-- Data records follows --

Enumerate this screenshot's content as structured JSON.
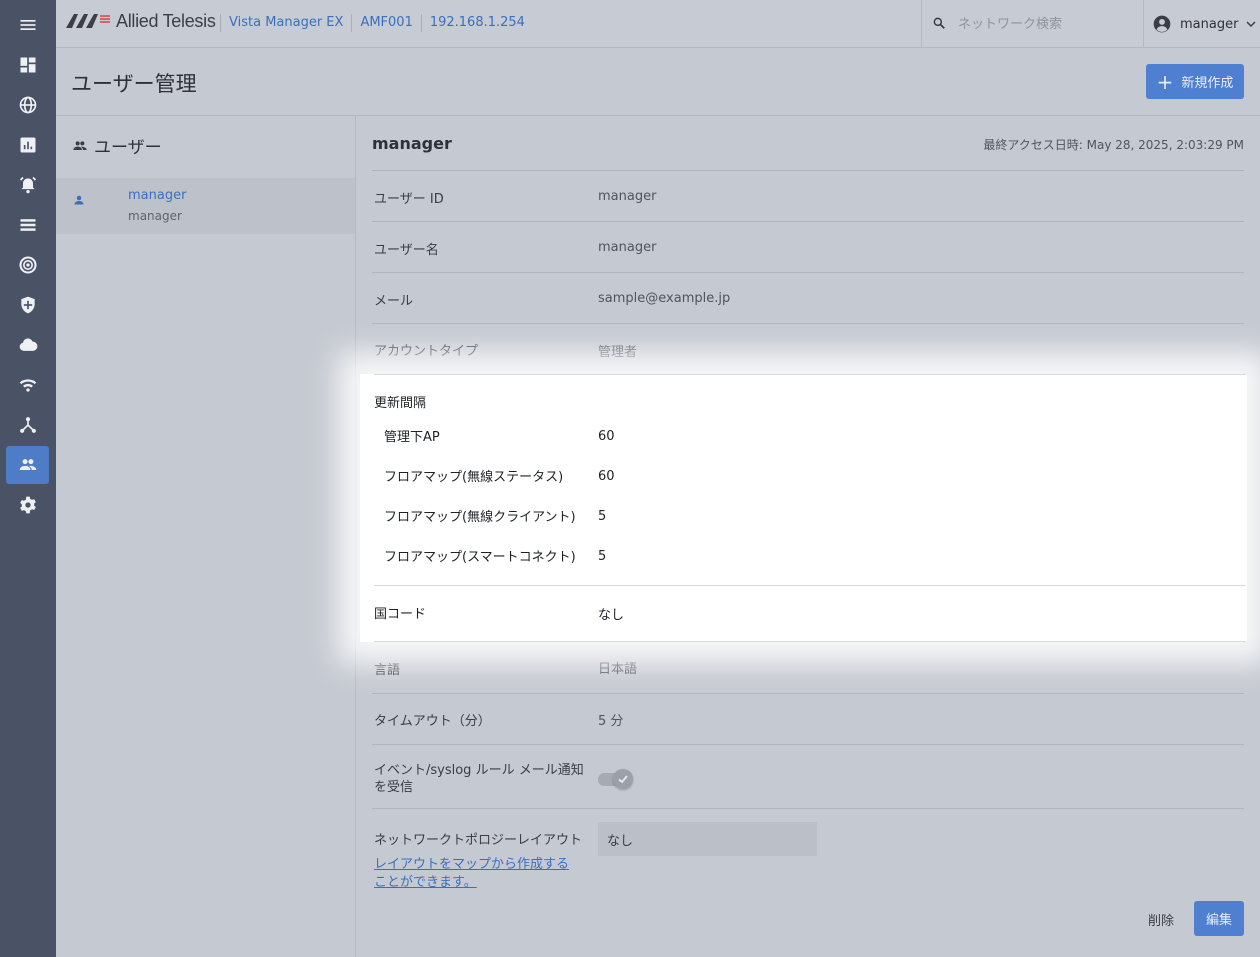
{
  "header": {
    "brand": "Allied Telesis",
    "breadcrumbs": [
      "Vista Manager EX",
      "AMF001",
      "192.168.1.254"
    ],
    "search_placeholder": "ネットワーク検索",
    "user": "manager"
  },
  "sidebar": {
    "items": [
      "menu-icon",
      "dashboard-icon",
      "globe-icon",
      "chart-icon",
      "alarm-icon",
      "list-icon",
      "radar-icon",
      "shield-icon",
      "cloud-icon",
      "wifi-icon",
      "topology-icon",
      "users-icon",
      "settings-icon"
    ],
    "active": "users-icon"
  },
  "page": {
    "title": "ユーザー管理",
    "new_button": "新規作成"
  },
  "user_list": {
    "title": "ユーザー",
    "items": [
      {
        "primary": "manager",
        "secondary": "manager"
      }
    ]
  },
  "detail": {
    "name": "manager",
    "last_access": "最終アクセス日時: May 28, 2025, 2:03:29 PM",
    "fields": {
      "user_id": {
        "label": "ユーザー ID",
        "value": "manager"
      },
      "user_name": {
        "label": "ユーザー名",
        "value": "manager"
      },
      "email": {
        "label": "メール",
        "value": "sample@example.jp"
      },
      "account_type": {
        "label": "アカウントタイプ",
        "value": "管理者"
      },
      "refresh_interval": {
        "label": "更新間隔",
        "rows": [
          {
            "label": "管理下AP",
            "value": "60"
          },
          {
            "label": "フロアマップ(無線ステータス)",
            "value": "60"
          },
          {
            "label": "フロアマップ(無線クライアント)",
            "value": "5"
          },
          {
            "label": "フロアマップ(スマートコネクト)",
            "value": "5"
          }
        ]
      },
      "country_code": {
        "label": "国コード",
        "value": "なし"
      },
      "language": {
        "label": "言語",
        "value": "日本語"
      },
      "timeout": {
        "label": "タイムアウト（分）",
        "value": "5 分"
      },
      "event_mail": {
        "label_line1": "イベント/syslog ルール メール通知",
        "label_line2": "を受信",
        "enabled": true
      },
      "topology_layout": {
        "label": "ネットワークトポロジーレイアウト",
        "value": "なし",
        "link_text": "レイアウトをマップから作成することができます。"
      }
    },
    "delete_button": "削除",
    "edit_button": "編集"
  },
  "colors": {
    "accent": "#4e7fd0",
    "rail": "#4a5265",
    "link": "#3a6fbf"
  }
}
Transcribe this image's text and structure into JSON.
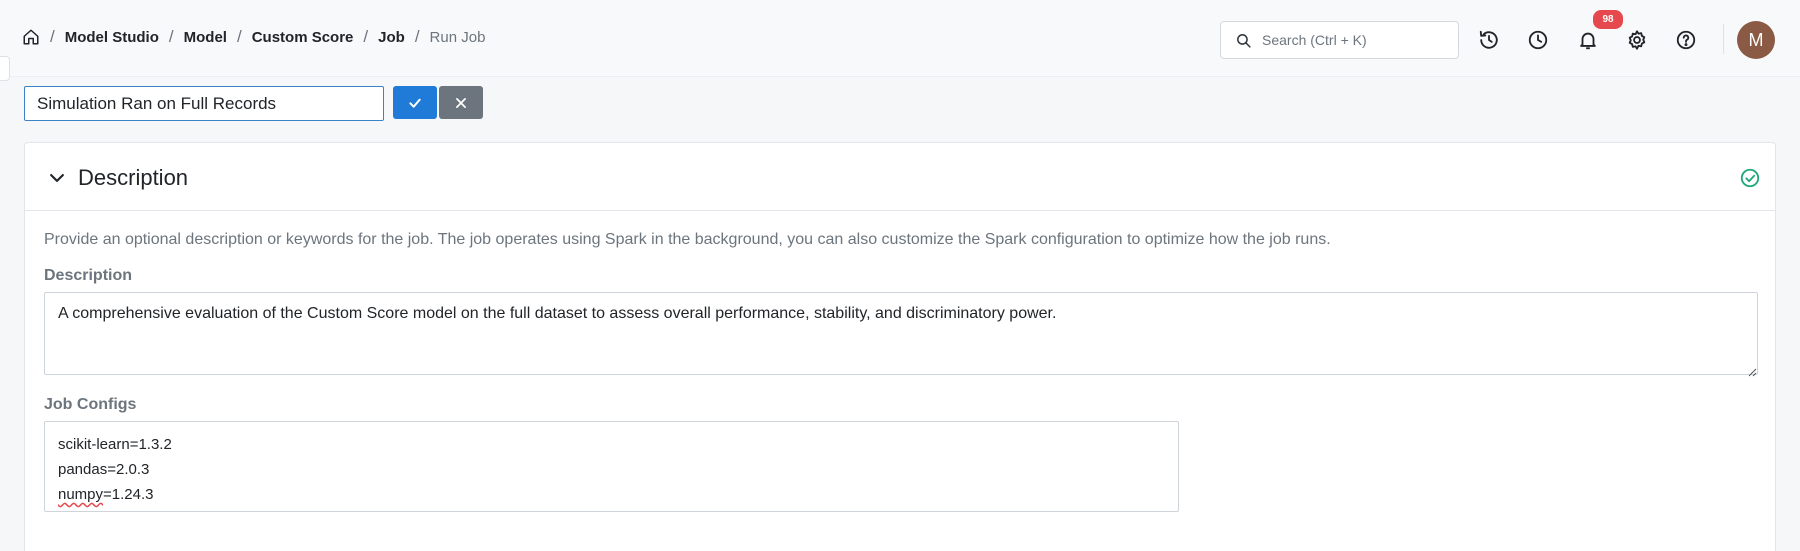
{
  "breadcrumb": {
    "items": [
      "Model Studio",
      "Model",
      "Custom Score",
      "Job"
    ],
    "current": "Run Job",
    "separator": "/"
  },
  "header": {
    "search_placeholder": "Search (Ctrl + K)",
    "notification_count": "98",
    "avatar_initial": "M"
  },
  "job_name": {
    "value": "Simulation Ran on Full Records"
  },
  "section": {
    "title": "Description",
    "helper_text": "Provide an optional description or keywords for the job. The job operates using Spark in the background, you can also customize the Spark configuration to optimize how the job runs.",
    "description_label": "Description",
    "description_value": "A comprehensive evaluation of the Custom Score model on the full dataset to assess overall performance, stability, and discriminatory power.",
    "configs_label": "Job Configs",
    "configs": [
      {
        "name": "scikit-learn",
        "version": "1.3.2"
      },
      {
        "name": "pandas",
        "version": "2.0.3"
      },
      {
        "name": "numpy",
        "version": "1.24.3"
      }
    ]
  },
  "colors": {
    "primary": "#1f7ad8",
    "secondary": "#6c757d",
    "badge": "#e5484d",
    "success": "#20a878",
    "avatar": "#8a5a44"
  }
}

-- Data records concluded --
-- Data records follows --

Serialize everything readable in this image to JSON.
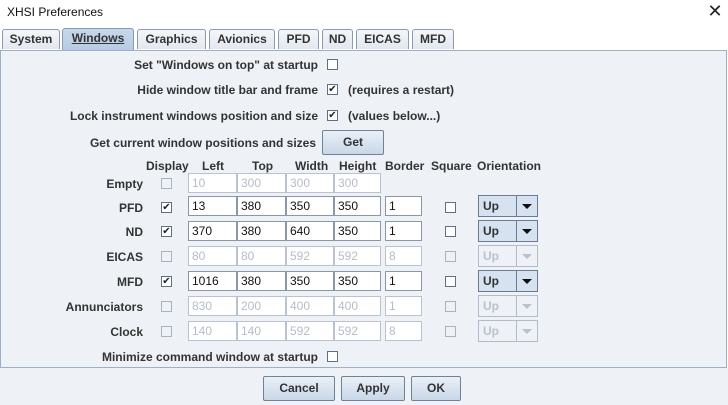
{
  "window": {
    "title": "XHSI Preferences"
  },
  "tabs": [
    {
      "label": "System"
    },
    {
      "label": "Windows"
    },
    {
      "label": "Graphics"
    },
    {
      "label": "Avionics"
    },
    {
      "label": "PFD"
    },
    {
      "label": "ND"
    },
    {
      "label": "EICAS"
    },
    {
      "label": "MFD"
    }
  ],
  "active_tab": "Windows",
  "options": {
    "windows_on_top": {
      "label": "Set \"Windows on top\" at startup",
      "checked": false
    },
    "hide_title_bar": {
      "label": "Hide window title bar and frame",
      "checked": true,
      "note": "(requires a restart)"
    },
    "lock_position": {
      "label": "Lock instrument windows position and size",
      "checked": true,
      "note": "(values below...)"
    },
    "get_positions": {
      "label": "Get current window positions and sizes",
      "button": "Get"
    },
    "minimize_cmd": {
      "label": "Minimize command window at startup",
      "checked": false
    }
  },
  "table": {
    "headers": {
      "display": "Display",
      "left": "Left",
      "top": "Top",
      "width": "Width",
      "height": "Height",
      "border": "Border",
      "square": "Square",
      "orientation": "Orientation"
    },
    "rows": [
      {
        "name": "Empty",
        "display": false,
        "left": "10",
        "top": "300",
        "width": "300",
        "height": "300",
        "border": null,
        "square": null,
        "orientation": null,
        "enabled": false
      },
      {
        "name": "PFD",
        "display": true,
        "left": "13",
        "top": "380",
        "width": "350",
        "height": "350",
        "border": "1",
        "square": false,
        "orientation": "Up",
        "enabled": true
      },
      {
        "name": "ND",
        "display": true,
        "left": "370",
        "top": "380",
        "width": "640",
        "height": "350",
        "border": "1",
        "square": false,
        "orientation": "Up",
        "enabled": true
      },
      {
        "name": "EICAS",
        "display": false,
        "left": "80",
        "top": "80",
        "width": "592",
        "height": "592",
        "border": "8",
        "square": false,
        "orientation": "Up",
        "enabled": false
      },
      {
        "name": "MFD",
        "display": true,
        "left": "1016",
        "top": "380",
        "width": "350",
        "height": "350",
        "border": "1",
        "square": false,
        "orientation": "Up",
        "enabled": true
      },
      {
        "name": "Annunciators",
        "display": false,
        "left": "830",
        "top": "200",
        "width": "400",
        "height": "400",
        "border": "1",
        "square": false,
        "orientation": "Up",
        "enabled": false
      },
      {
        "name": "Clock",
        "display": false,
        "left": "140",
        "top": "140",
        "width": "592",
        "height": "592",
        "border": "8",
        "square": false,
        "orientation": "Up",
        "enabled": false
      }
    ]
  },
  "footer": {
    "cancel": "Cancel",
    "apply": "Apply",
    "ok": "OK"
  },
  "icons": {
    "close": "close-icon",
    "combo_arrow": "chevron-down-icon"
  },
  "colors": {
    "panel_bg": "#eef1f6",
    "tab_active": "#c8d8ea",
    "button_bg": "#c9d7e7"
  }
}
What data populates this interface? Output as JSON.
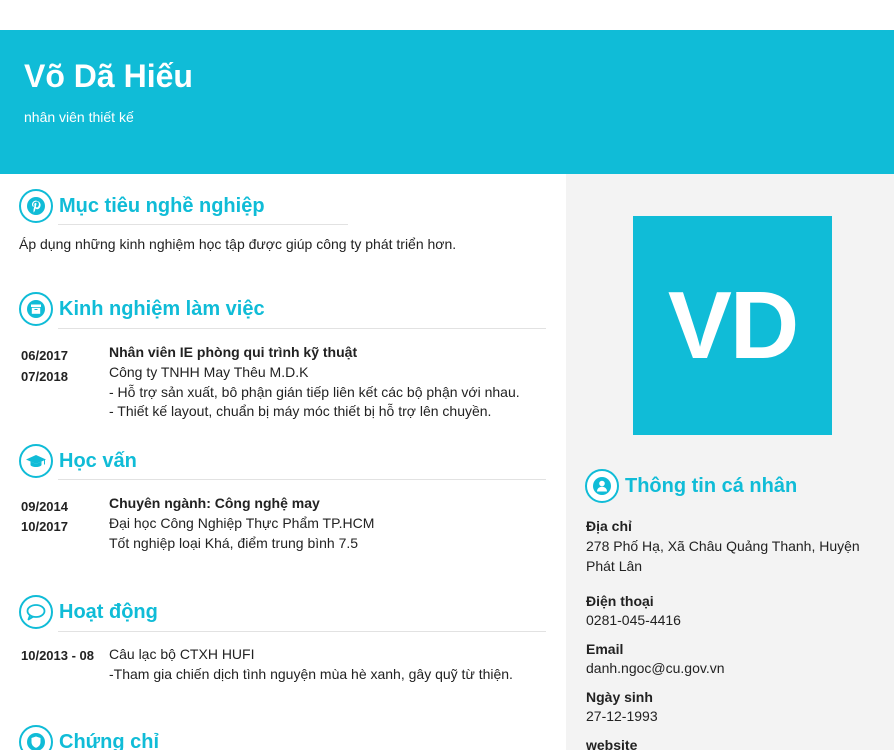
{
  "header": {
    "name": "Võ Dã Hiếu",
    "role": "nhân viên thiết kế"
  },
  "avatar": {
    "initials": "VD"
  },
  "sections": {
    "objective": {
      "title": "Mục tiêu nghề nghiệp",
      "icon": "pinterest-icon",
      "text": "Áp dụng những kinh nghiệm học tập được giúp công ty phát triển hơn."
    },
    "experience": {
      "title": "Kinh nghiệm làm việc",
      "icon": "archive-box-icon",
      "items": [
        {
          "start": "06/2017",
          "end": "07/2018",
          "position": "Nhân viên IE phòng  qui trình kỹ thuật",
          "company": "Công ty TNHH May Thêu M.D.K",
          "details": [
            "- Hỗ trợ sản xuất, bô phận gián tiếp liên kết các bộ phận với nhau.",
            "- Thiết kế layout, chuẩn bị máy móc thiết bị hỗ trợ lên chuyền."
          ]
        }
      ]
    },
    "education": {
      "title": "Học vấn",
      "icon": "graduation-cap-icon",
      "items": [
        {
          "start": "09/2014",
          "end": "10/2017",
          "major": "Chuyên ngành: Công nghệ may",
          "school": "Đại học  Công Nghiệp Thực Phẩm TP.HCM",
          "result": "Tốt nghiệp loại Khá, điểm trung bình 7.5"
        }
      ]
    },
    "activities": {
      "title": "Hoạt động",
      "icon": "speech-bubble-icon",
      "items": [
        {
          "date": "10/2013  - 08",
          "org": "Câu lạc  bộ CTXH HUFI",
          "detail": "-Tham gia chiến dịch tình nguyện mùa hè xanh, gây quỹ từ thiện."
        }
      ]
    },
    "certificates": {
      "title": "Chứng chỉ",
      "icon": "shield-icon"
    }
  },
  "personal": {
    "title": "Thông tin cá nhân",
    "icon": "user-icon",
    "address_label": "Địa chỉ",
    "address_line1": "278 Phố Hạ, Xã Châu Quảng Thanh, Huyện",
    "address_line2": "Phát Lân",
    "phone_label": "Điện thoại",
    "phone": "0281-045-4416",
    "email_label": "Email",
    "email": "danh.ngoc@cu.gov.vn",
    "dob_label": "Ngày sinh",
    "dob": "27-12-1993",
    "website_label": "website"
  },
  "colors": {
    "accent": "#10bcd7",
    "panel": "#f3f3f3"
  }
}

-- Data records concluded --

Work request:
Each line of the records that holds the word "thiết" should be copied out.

Task output:
    "role": "nhân viên thiết kế"
            "- Thiết kế layout, chuẩn bị máy móc thiết bị hỗ trợ lên chuyền."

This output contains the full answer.